**Problem to solve:** Nothing in the records below should be altered when they are retyped.

Start of Entries shown

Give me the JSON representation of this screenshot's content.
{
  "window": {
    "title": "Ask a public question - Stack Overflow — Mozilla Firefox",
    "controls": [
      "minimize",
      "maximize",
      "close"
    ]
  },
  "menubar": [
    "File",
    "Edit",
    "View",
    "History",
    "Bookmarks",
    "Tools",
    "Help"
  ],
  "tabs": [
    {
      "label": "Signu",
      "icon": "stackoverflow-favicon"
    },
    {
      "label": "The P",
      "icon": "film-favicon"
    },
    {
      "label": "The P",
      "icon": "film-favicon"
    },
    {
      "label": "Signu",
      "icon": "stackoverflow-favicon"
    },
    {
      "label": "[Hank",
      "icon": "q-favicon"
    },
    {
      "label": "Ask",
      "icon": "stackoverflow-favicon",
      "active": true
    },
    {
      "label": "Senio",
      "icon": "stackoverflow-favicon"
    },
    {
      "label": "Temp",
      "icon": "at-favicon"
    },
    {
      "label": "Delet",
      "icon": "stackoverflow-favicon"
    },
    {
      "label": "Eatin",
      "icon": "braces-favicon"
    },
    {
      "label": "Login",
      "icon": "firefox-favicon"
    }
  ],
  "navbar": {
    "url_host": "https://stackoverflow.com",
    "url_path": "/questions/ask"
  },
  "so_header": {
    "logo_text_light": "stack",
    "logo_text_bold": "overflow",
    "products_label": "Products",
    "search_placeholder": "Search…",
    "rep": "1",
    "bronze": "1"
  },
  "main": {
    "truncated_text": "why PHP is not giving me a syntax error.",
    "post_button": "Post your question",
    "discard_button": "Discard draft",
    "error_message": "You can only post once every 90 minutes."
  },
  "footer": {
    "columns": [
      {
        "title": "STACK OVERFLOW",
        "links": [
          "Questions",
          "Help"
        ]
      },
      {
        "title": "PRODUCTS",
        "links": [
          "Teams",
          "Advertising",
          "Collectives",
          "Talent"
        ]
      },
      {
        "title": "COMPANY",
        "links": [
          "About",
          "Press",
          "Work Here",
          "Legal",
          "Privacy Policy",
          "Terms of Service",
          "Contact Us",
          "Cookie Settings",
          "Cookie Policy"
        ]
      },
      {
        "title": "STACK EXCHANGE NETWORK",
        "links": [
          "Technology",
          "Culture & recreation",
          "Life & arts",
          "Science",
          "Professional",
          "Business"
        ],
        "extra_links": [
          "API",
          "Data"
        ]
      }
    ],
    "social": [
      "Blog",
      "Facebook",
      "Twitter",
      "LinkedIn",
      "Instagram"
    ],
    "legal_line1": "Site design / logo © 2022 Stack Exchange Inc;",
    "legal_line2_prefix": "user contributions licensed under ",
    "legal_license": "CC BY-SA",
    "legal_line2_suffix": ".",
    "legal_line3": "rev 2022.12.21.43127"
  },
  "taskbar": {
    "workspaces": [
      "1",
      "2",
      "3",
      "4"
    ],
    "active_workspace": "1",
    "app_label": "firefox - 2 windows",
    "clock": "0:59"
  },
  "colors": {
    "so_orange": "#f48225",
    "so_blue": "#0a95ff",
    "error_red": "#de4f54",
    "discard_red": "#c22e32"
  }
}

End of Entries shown

**Answer to the problem:**
Give me the JSON representation of this screenshot's content.
{
  "window": {
    "title": "Ask a public question - Stack Overflow — Mozilla Firefox",
    "controls": [
      "minimize",
      "maximize",
      "close"
    ]
  },
  "menubar": [
    "File",
    "Edit",
    "View",
    "History",
    "Bookmarks",
    "Tools",
    "Help"
  ],
  "tabs": [
    {
      "label": "Signu",
      "icon": "stackoverflow-favicon"
    },
    {
      "label": "The P",
      "icon": "film-favicon"
    },
    {
      "label": "The P",
      "icon": "film-favicon"
    },
    {
      "label": "Signu",
      "icon": "stackoverflow-favicon"
    },
    {
      "label": "[Hank",
      "icon": "q-favicon"
    },
    {
      "label": "Ask",
      "icon": "stackoverflow-favicon",
      "active": true
    },
    {
      "label": "Senio",
      "icon": "stackoverflow-favicon"
    },
    {
      "label": "Temp",
      "icon": "at-favicon"
    },
    {
      "label": "Delet",
      "icon": "stackoverflow-favicon"
    },
    {
      "label": "Eatin",
      "icon": "braces-favicon"
    },
    {
      "label": "Login",
      "icon": "firefox-favicon"
    }
  ],
  "navbar": {
    "url_host": "https://stackoverflow.com",
    "url_path": "/questions/ask"
  },
  "so_header": {
    "logo_text_light": "stack",
    "logo_text_bold": "overflow",
    "products_label": "Products",
    "search_placeholder": "Search…",
    "rep": "1",
    "bronze": "1"
  },
  "main": {
    "truncated_text": "why PHP is not giving me a syntax error.",
    "post_button": "Post your question",
    "discard_button": "Discard draft",
    "error_message": "You can only post once every 90 minutes."
  },
  "footer": {
    "columns": [
      {
        "title": "STACK OVERFLOW",
        "links": [
          "Questions",
          "Help"
        ]
      },
      {
        "title": "PRODUCTS",
        "links": [
          "Teams",
          "Advertising",
          "Collectives",
          "Talent"
        ]
      },
      {
        "title": "COMPANY",
        "links": [
          "About",
          "Press",
          "Work Here",
          "Legal",
          "Privacy Policy",
          "Terms of Service",
          "Contact Us",
          "Cookie Settings",
          "Cookie Policy"
        ]
      },
      {
        "title": "STACK EXCHANGE NETWORK",
        "links": [
          "Technology",
          "Culture & recreation",
          "Life & arts",
          "Science",
          "Professional",
          "Business"
        ],
        "extra_links": [
          "API",
          "Data"
        ]
      }
    ],
    "social": [
      "Blog",
      "Facebook",
      "Twitter",
      "LinkedIn",
      "Instagram"
    ],
    "legal_line1": "Site design / logo © 2022 Stack Exchange Inc;",
    "legal_line2_prefix": "user contributions licensed under ",
    "legal_license": "CC BY-SA",
    "legal_line2_suffix": ".",
    "legal_line3": "rev 2022.12.21.43127"
  },
  "taskbar": {
    "workspaces": [
      "1",
      "2",
      "3",
      "4"
    ],
    "active_workspace": "1",
    "app_label": "firefox - 2 windows",
    "clock": "0:59"
  },
  "colors": {
    "so_orange": "#f48225",
    "so_blue": "#0a95ff",
    "error_red": "#de4f54",
    "discard_red": "#c22e32"
  }
}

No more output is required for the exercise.